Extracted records
[Start of Attachment]

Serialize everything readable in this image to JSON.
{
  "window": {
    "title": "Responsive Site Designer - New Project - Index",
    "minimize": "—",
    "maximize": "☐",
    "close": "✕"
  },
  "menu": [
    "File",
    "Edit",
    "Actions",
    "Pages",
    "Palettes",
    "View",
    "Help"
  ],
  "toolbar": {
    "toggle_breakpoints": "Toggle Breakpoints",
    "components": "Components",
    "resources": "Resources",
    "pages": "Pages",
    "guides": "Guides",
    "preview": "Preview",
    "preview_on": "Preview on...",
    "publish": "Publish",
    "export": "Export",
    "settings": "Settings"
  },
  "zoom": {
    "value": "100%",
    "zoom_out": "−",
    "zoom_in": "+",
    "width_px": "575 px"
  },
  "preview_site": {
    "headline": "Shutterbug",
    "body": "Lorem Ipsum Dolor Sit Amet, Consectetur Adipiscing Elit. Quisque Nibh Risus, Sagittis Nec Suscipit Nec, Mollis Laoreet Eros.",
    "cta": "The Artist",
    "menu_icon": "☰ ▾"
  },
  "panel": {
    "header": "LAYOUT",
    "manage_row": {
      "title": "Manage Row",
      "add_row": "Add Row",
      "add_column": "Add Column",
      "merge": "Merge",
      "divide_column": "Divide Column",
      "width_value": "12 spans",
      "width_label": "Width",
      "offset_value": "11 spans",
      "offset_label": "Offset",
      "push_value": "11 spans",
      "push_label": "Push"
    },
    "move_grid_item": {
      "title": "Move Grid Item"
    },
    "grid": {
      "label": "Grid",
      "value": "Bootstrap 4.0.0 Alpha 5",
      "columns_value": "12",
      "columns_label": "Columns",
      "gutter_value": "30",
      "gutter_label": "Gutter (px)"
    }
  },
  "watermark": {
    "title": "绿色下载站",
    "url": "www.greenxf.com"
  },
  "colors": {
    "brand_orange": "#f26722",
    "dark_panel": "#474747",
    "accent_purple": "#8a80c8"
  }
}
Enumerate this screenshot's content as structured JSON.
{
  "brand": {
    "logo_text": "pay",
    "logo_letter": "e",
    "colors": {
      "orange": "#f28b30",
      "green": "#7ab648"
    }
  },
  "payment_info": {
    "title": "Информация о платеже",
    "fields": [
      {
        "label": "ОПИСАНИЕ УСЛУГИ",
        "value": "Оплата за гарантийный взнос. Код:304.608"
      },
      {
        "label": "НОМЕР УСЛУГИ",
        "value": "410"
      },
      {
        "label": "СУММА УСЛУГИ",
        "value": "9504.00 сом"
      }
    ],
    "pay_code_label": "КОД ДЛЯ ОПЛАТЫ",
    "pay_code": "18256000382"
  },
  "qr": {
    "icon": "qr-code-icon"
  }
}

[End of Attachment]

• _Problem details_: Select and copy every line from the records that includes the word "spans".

• _Output for this exercise_:
      "width_value": "12 spans",
      "offset_value": "11 spans",
      "push_value": "11 spans",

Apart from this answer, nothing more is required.